◆ INSTRUCTIONS FOR THE TASK
Pick out the lines below that include the string "Wind".

[Opening ENTRIES SUPPLIED section]

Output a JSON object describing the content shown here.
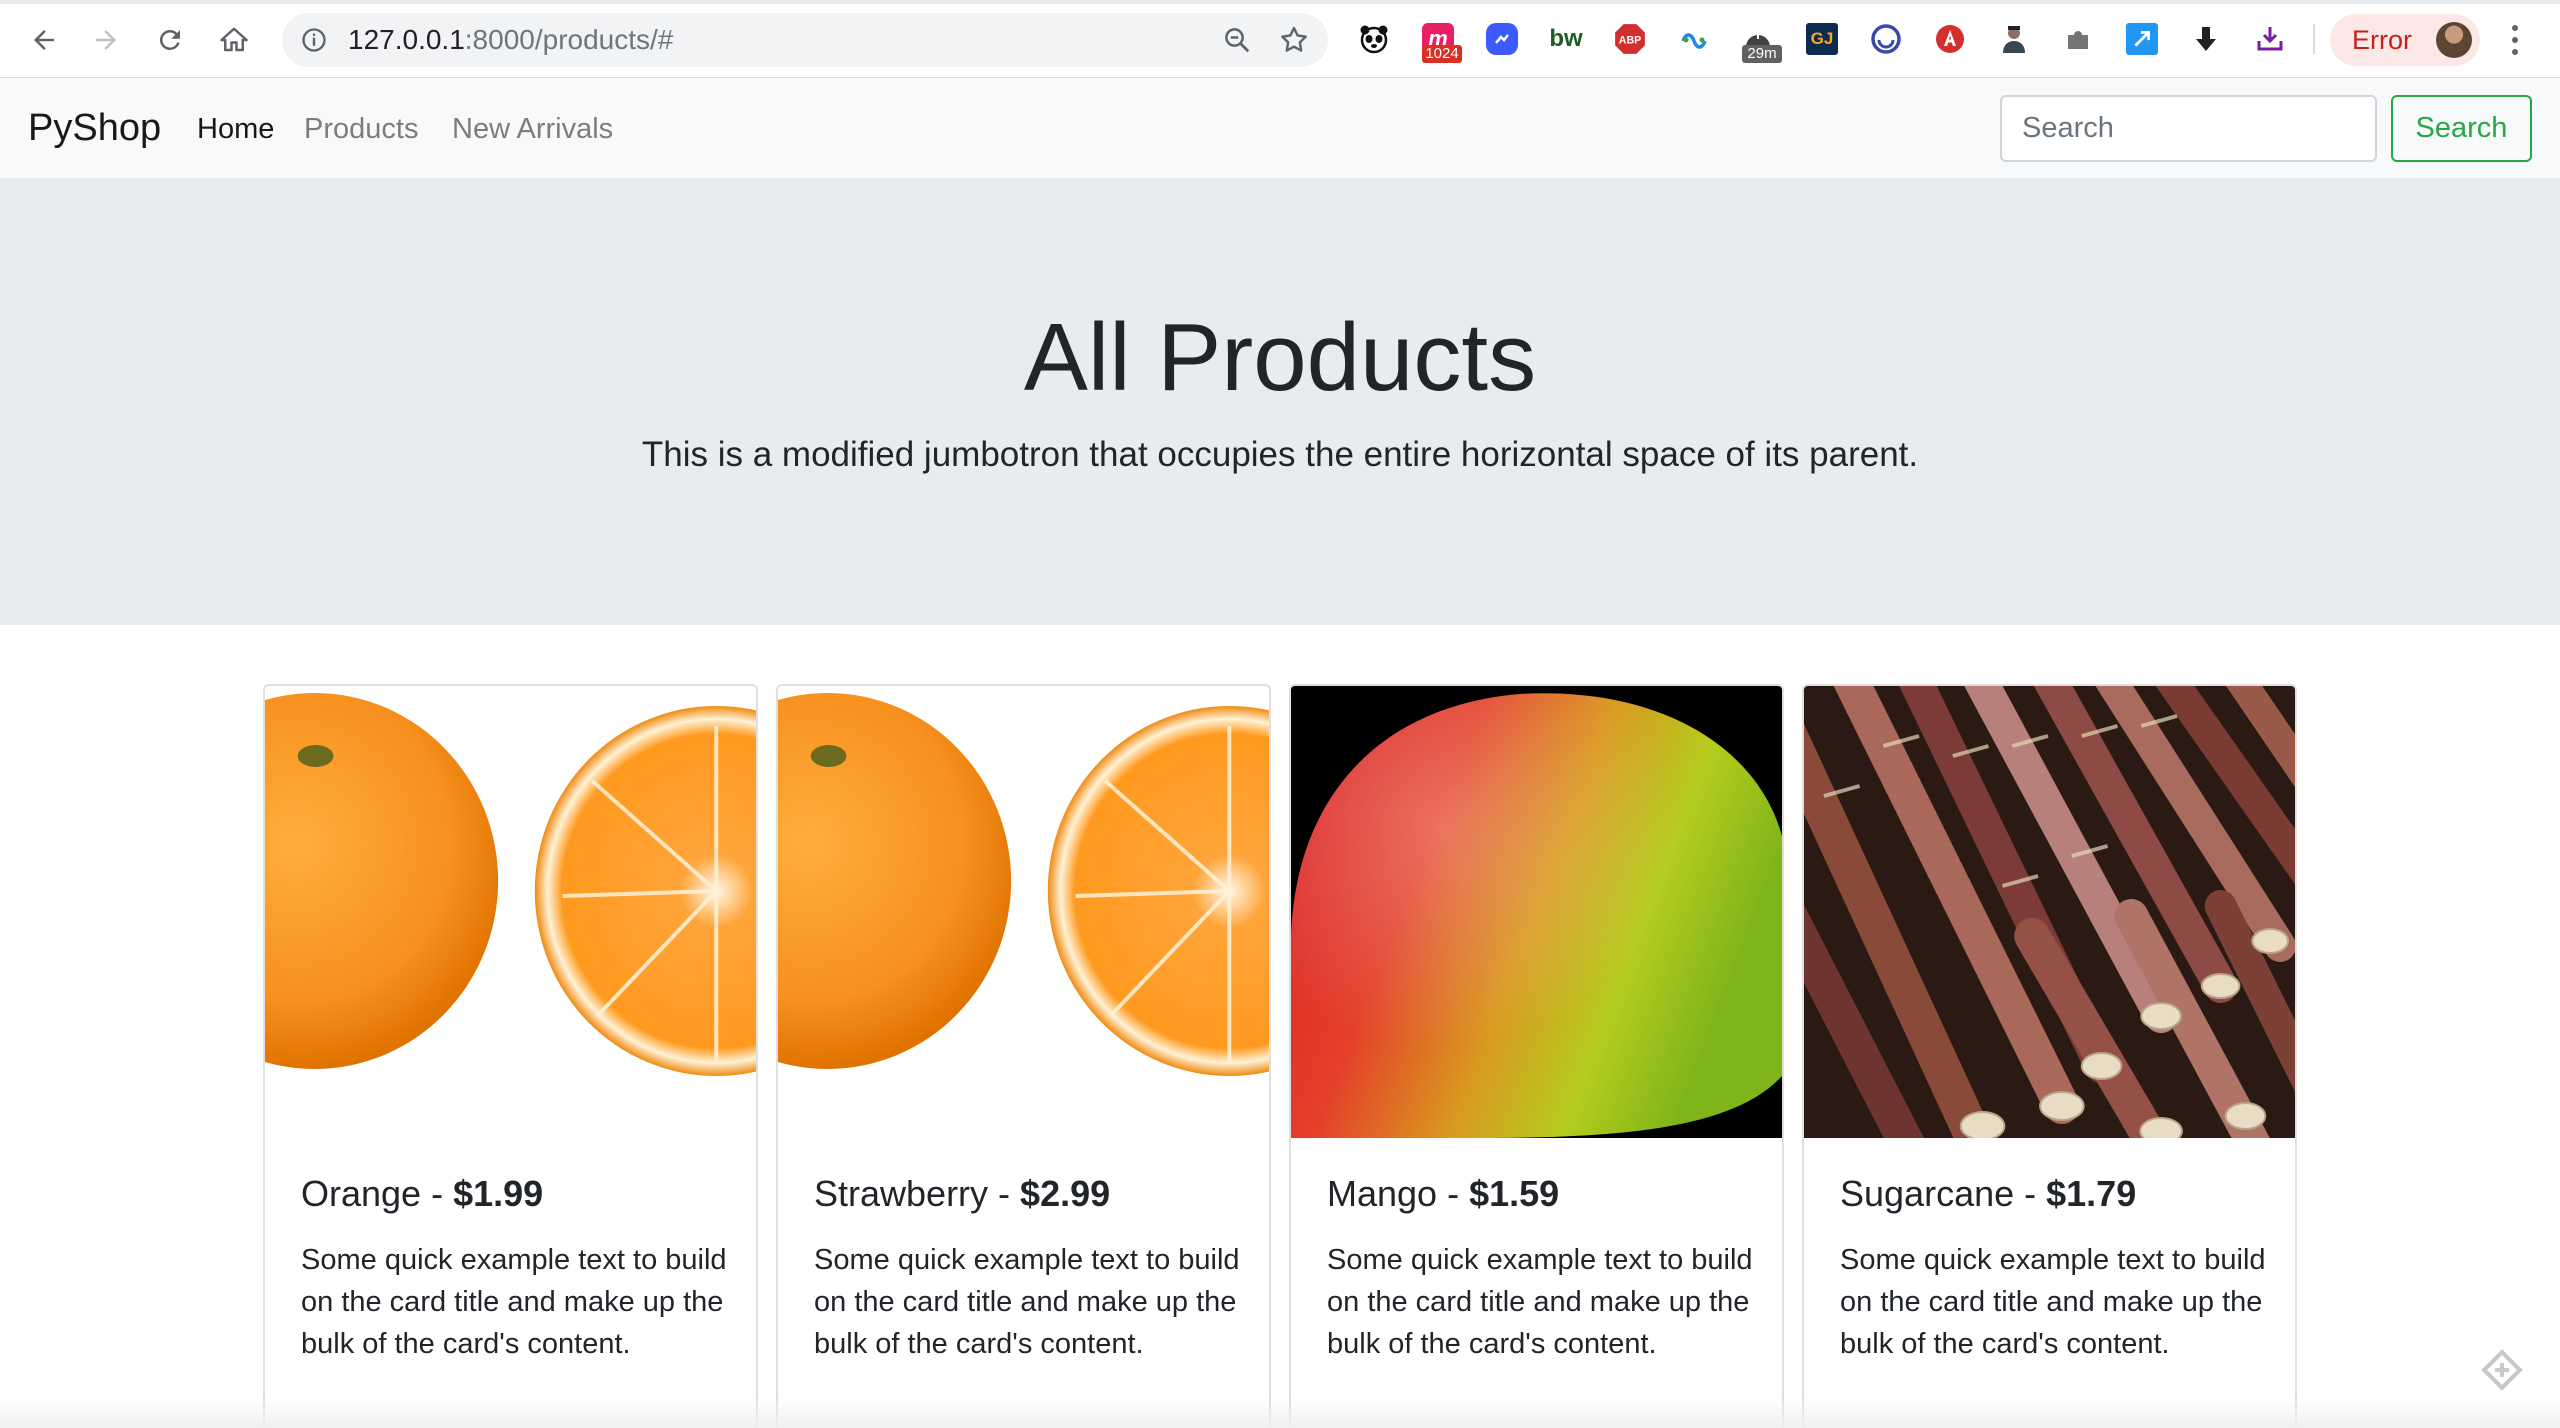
{
  "browser": {
    "url_host": "127.0.0.1",
    "url_rest": ":8000/products/#",
    "extension_badges": {
      "m_ext": "1024",
      "timer_ext": "29m"
    },
    "extension_texts": {
      "bw": "bw",
      "abp": "ABP",
      "gj": "GJ"
    },
    "profile_status": "Error"
  },
  "navbar": {
    "brand": "PyShop",
    "links": [
      {
        "label": "Home",
        "active": true
      },
      {
        "label": "Products",
        "active": false
      },
      {
        "label": "New Arrivals",
        "active": false
      }
    ],
    "search_placeholder": "Search",
    "search_button": "Search"
  },
  "jumbotron": {
    "title": "All Products",
    "lead": "This is a modified jumbotron that occupies the entire horizontal space of its parent."
  },
  "cards": [
    {
      "name": "Orange",
      "sep": " - ",
      "price": "$1.99",
      "image": "orange-image",
      "text": "Some quick example text to build on the card title and make up the bulk of the card's content."
    },
    {
      "name": "Strawberry",
      "sep": " - ",
      "price": "$2.99",
      "image": "orange-image",
      "text": "Some quick example text to build on the card title and make up the bulk of the card's content."
    },
    {
      "name": "Mango",
      "sep": " - ",
      "price": "$1.59",
      "image": "mango-image",
      "text": "Some quick example text to build on the card title and make up the bulk of the card's content."
    },
    {
      "name": "Sugarcane",
      "sep": " - ",
      "price": "$1.79",
      "image": "sugarcane-image",
      "text": "Some quick example text to build on the card title and make up the bulk of the card's content."
    }
  ],
  "colors": {
    "navbar_bg": "#f8f9fa",
    "jumbotron_bg": "#e9ecef",
    "success": "#28a745",
    "error_text": "#c5221f"
  }
}
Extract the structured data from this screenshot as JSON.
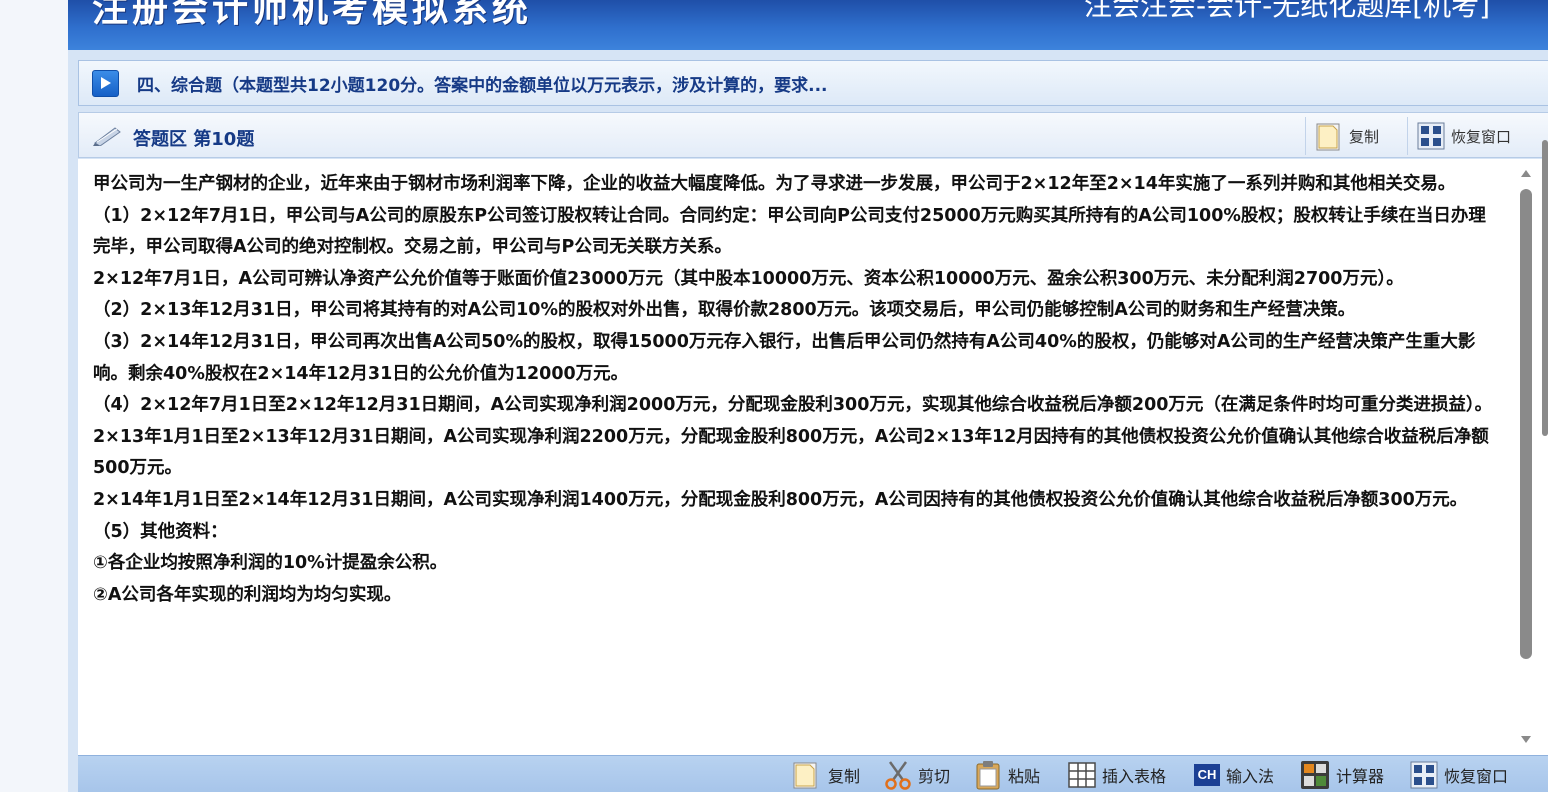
{
  "banner": {
    "title": "注册会计师机考模拟系统",
    "right_text": "注会注会-会计-无纸化题库[机考]"
  },
  "section": {
    "text": "四、综合题（本题型共12小题120分。答案中的金额单位以万元表示，涉及计算的，要求..."
  },
  "answer_area": {
    "title": "答题区 第10题",
    "copy_label": "复制",
    "restore_label": "恢复窗口"
  },
  "question": {
    "paragraphs": [
      "甲公司为一生产钢材的企业，近年来由于钢材市场利润率下降，企业的收益大幅度降低。为了寻求进一步发展，甲公司于2×12年至2×14年实施了一系列并购和其他相关交易。",
      "（1）2×12年7月1日，甲公司与A公司的原股东P公司签订股权转让合同。合同约定：甲公司向P公司支付25000万元购买其所持有的A公司100%股权；股权转让手续在当日办理完毕，甲公司取得A公司的绝对控制权。交易之前，甲公司与P公司无关联方关系。",
      "2×12年7月1日，A公司可辨认净资产公允价值等于账面价值23000万元（其中股本10000万元、资本公积10000万元、盈余公积300万元、未分配利润2700万元）。",
      "（2）2×13年12月31日，甲公司将其持有的对A公司10%的股权对外出售，取得价款2800万元。该项交易后，甲公司仍能够控制A公司的财务和生产经营决策。",
      "（3）2×14年12月31日，甲公司再次出售A公司50%的股权，取得15000万元存入银行，出售后甲公司仍然持有A公司40%的股权，仍能够对A公司的生产经营决策产生重大影响。剩余40%股权在2×14年12月31日的公允价值为12000万元。",
      "（4）2×12年7月1日至2×12年12月31日期间，A公司实现净利润2000万元，分配现金股利300万元，实现其他综合收益税后净额200万元（在满足条件时均可重分类进损益）。",
      "2×13年1月1日至2×13年12月31日期间，A公司实现净利润2200万元，分配现金股利800万元，A公司2×13年12月因持有的其他债权投资公允价值确认其他综合收益税后净额500万元。",
      "2×14年1月1日至2×14年12月31日期间，A公司实现净利润1400万元，分配现金股利800万元，A公司因持有的其他债权投资公允价值确认其他综合收益税后净额300万元。",
      "（5）其他资料：",
      "①各企业均按照净利润的10%计提盈余公积。",
      "②A公司各年实现的利润均为均匀实现。"
    ]
  },
  "toolbar": {
    "copy": "复制",
    "cut": "剪切",
    "paste": "粘贴",
    "insert_table": "插入表格",
    "ime_badge": "CH",
    "ime": "输入法",
    "calculator": "计算器",
    "restore": "恢复窗口"
  }
}
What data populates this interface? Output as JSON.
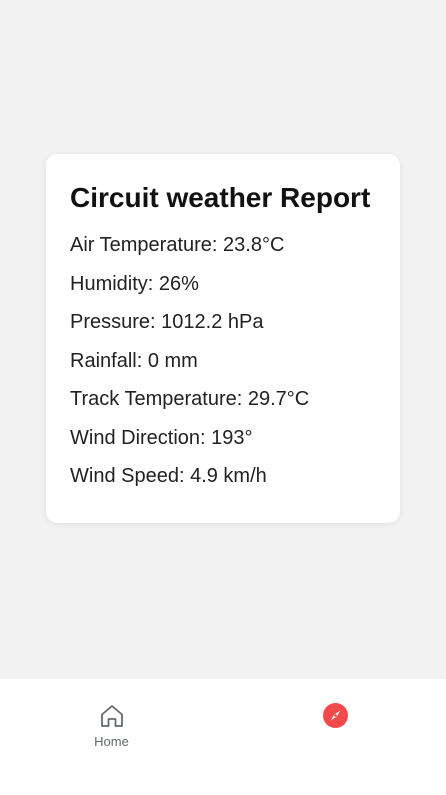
{
  "report": {
    "title": "Circuit weather Report",
    "stats": [
      "Air Temperature: 23.8°C",
      "Humidity: 26%",
      "Pressure: 1012.2 hPa",
      "Rainfall: 0 mm",
      "Track Temperature: 29.7°C",
      "Wind Direction: 193°",
      "Wind Speed: 4.9 km/h"
    ]
  },
  "tabbar": {
    "tabs": [
      {
        "label": "Home",
        "icon": "home-icon",
        "active": false
      },
      {
        "label": "",
        "icon": "compass-icon",
        "active": true
      }
    ],
    "active_color": "#f24a4a",
    "inactive_color": "#666a70"
  }
}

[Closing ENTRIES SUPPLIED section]

◆ RESULT
      "Wind Direction: 193°",
      "Wind Speed: 4.9 km/h"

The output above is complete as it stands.